◆ **TASK REQUIREMENTS**
Copy each line of the records that holds the string "text".

◆ **RECORDS FOR THIS TASK**
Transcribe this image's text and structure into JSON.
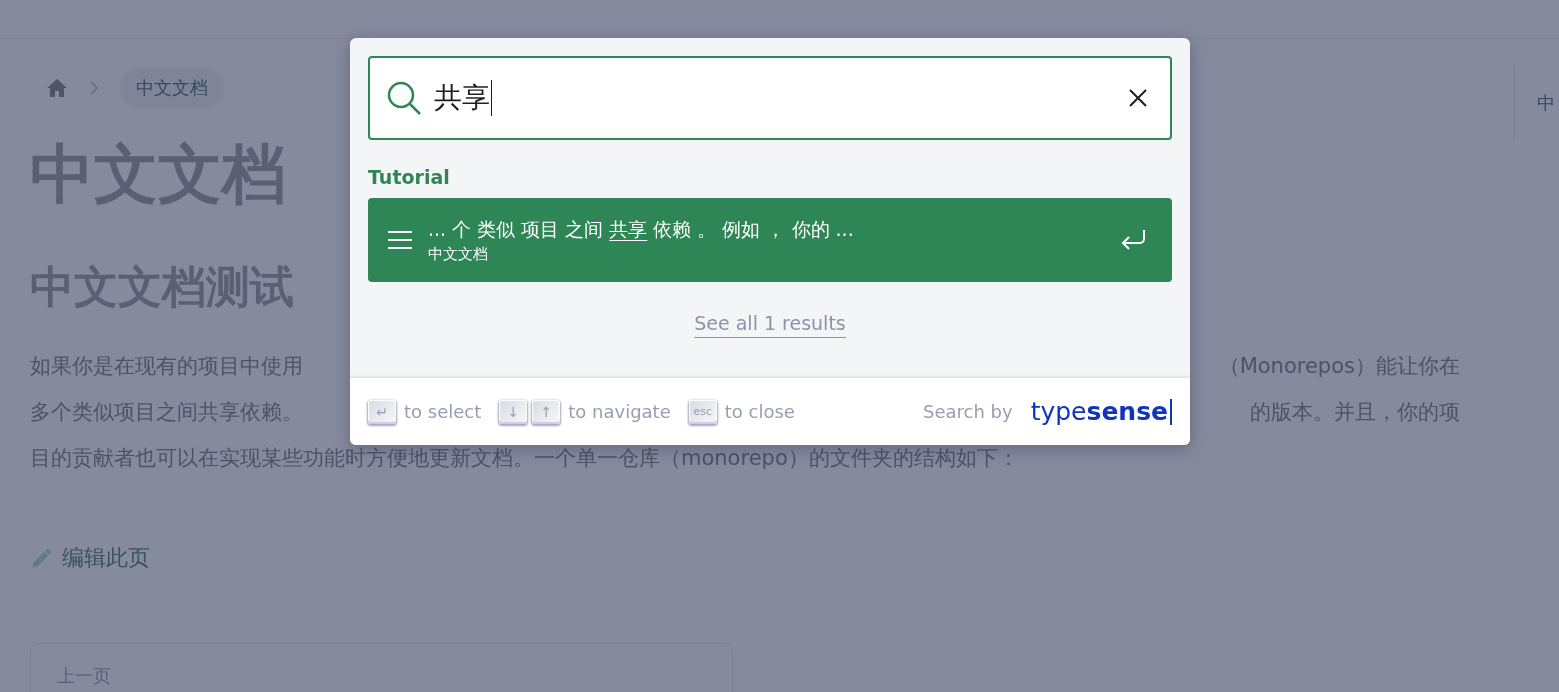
{
  "breadcrumb": {
    "current": "中文文档"
  },
  "title": "中文文档",
  "subtitle": "中文文档测试",
  "paragraph_lines": [
    {
      "left": "如果你是在现有的项目中使用",
      "right": "（Monorepos）能让你在"
    },
    {
      "left": "多个类似项目之间共享依赖。",
      "right": "的版本。并且，你的项"
    },
    {
      "left": "目的贡献者也可以在实现某些功能时方便地更新文档。一个单一仓库（monorepo）的文件夹的结构如下："
    }
  ],
  "edit_link": "编辑此页",
  "pager": {
    "label": "上一页"
  },
  "toc": {
    "text": "中"
  },
  "search_modal": {
    "query": "共享",
    "section": "Tutorial",
    "results": [
      {
        "title_before": "... 个 类似 项目 之间 ",
        "title_match": "共享",
        "title_after": " 依赖 。 例如 ， 你的 ...",
        "path": "中文文档",
        "selected": true
      }
    ],
    "see_all": "See all 1 results",
    "footer": [
      {
        "keys": [
          "↵"
        ],
        "label": "to select"
      },
      {
        "keys": [
          "↓",
          "↑"
        ],
        "label": "to navigate"
      },
      {
        "keys": [
          "esc"
        ],
        "label": "to close"
      }
    ],
    "search_by": "Search by",
    "logo_light": "type",
    "logo_bold": "sense"
  }
}
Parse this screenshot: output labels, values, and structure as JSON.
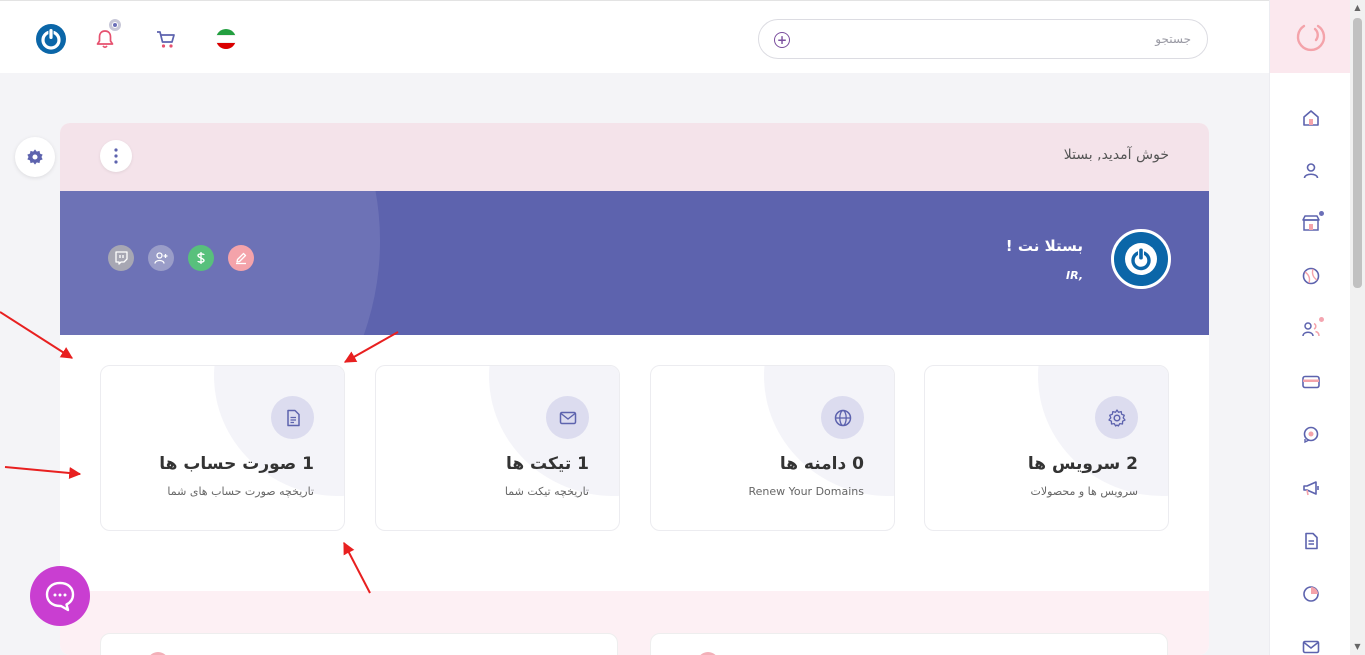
{
  "header": {
    "search_placeholder": "جستجو",
    "flag_colors": [
      "#239f40",
      "#ffffff",
      "#da0000"
    ],
    "accent": "#7b4f9e"
  },
  "sidebar": {
    "items": [
      {
        "icon": "home-icon"
      },
      {
        "icon": "user-icon"
      },
      {
        "icon": "store-icon",
        "badge_color": "#6b6fb8"
      },
      {
        "icon": "ball-icon"
      },
      {
        "icon": "users-icon",
        "badge_color": "#f4a5b0"
      },
      {
        "icon": "card-icon"
      },
      {
        "icon": "support-icon"
      },
      {
        "icon": "megaphone-icon"
      },
      {
        "icon": "document-icon"
      },
      {
        "icon": "pie-chart-icon"
      },
      {
        "icon": "mail-icon"
      }
    ]
  },
  "welcome": {
    "text": "خوش آمدید, بستلا"
  },
  "profile": {
    "name": "بستلا نت !",
    "subtitle": "IR,",
    "banner_color": "#5d63ae",
    "actions": [
      {
        "icon": "twitch-icon",
        "color": "#a7a7b3"
      },
      {
        "icon": "user-plus-icon",
        "color": "#9a9dc8"
      },
      {
        "icon": "dollar-icon",
        "color": "#58c07c"
      },
      {
        "icon": "edit-icon",
        "color": "#f4a3aa"
      }
    ]
  },
  "stats": [
    {
      "title": "2 سرویس ها",
      "desc": "سرویس ها و محصولات",
      "icon": "gear-icon"
    },
    {
      "title": "0 دامنه ها",
      "desc": "Renew Your Domains",
      "icon": "globe-icon"
    },
    {
      "title": "1 تیکت ها",
      "desc": "تاریخچه تیکت شما",
      "icon": "mail-icon"
    },
    {
      "title": "1 صورت حساب ها",
      "desc": "تاریخچه صورت حساب های شما",
      "icon": "invoice-icon"
    }
  ],
  "colors": {
    "chat": "#c93ed1",
    "annotation": "#e82020",
    "brand_blue": "#0b66a8"
  }
}
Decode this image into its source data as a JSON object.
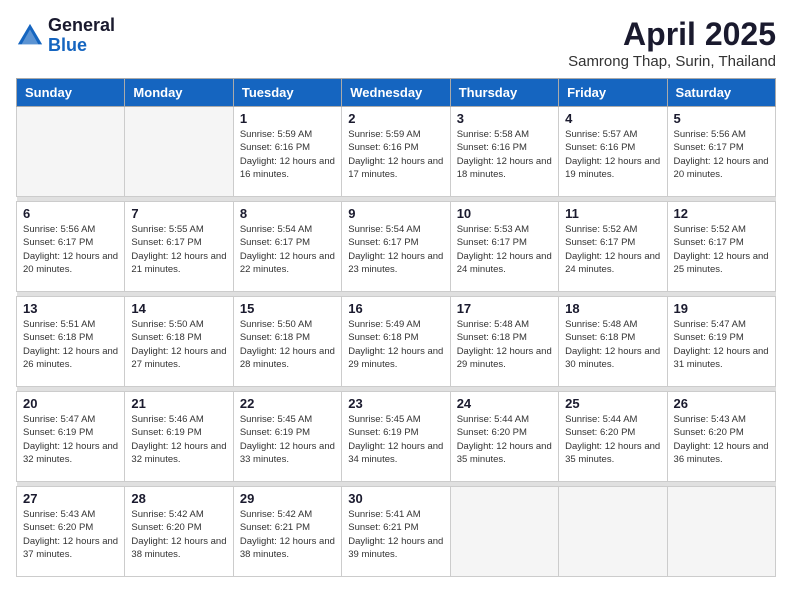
{
  "header": {
    "logo_general": "General",
    "logo_blue": "Blue",
    "title": "April 2025",
    "subtitle": "Samrong Thap, Surin, Thailand"
  },
  "weekdays": [
    "Sunday",
    "Monday",
    "Tuesday",
    "Wednesday",
    "Thursday",
    "Friday",
    "Saturday"
  ],
  "weeks": [
    [
      {
        "day": "",
        "info": ""
      },
      {
        "day": "",
        "info": ""
      },
      {
        "day": "1",
        "info": "Sunrise: 5:59 AM\nSunset: 6:16 PM\nDaylight: 12 hours and 16 minutes."
      },
      {
        "day": "2",
        "info": "Sunrise: 5:59 AM\nSunset: 6:16 PM\nDaylight: 12 hours and 17 minutes."
      },
      {
        "day": "3",
        "info": "Sunrise: 5:58 AM\nSunset: 6:16 PM\nDaylight: 12 hours and 18 minutes."
      },
      {
        "day": "4",
        "info": "Sunrise: 5:57 AM\nSunset: 6:16 PM\nDaylight: 12 hours and 19 minutes."
      },
      {
        "day": "5",
        "info": "Sunrise: 5:56 AM\nSunset: 6:17 PM\nDaylight: 12 hours and 20 minutes."
      }
    ],
    [
      {
        "day": "6",
        "info": "Sunrise: 5:56 AM\nSunset: 6:17 PM\nDaylight: 12 hours and 20 minutes."
      },
      {
        "day": "7",
        "info": "Sunrise: 5:55 AM\nSunset: 6:17 PM\nDaylight: 12 hours and 21 minutes."
      },
      {
        "day": "8",
        "info": "Sunrise: 5:54 AM\nSunset: 6:17 PM\nDaylight: 12 hours and 22 minutes."
      },
      {
        "day": "9",
        "info": "Sunrise: 5:54 AM\nSunset: 6:17 PM\nDaylight: 12 hours and 23 minutes."
      },
      {
        "day": "10",
        "info": "Sunrise: 5:53 AM\nSunset: 6:17 PM\nDaylight: 12 hours and 24 minutes."
      },
      {
        "day": "11",
        "info": "Sunrise: 5:52 AM\nSunset: 6:17 PM\nDaylight: 12 hours and 24 minutes."
      },
      {
        "day": "12",
        "info": "Sunrise: 5:52 AM\nSunset: 6:17 PM\nDaylight: 12 hours and 25 minutes."
      }
    ],
    [
      {
        "day": "13",
        "info": "Sunrise: 5:51 AM\nSunset: 6:18 PM\nDaylight: 12 hours and 26 minutes."
      },
      {
        "day": "14",
        "info": "Sunrise: 5:50 AM\nSunset: 6:18 PM\nDaylight: 12 hours and 27 minutes."
      },
      {
        "day": "15",
        "info": "Sunrise: 5:50 AM\nSunset: 6:18 PM\nDaylight: 12 hours and 28 minutes."
      },
      {
        "day": "16",
        "info": "Sunrise: 5:49 AM\nSunset: 6:18 PM\nDaylight: 12 hours and 29 minutes."
      },
      {
        "day": "17",
        "info": "Sunrise: 5:48 AM\nSunset: 6:18 PM\nDaylight: 12 hours and 29 minutes."
      },
      {
        "day": "18",
        "info": "Sunrise: 5:48 AM\nSunset: 6:18 PM\nDaylight: 12 hours and 30 minutes."
      },
      {
        "day": "19",
        "info": "Sunrise: 5:47 AM\nSunset: 6:19 PM\nDaylight: 12 hours and 31 minutes."
      }
    ],
    [
      {
        "day": "20",
        "info": "Sunrise: 5:47 AM\nSunset: 6:19 PM\nDaylight: 12 hours and 32 minutes."
      },
      {
        "day": "21",
        "info": "Sunrise: 5:46 AM\nSunset: 6:19 PM\nDaylight: 12 hours and 32 minutes."
      },
      {
        "day": "22",
        "info": "Sunrise: 5:45 AM\nSunset: 6:19 PM\nDaylight: 12 hours and 33 minutes."
      },
      {
        "day": "23",
        "info": "Sunrise: 5:45 AM\nSunset: 6:19 PM\nDaylight: 12 hours and 34 minutes."
      },
      {
        "day": "24",
        "info": "Sunrise: 5:44 AM\nSunset: 6:20 PM\nDaylight: 12 hours and 35 minutes."
      },
      {
        "day": "25",
        "info": "Sunrise: 5:44 AM\nSunset: 6:20 PM\nDaylight: 12 hours and 35 minutes."
      },
      {
        "day": "26",
        "info": "Sunrise: 5:43 AM\nSunset: 6:20 PM\nDaylight: 12 hours and 36 minutes."
      }
    ],
    [
      {
        "day": "27",
        "info": "Sunrise: 5:43 AM\nSunset: 6:20 PM\nDaylight: 12 hours and 37 minutes."
      },
      {
        "day": "28",
        "info": "Sunrise: 5:42 AM\nSunset: 6:20 PM\nDaylight: 12 hours and 38 minutes."
      },
      {
        "day": "29",
        "info": "Sunrise: 5:42 AM\nSunset: 6:21 PM\nDaylight: 12 hours and 38 minutes."
      },
      {
        "day": "30",
        "info": "Sunrise: 5:41 AM\nSunset: 6:21 PM\nDaylight: 12 hours and 39 minutes."
      },
      {
        "day": "",
        "info": ""
      },
      {
        "day": "",
        "info": ""
      },
      {
        "day": "",
        "info": ""
      }
    ]
  ]
}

◆ **SOLUTION TO THIS TASK**
Transcribe this image's text and structure into JSON.
    "text": "中"
    "text": "خوش آمدید, بستلا"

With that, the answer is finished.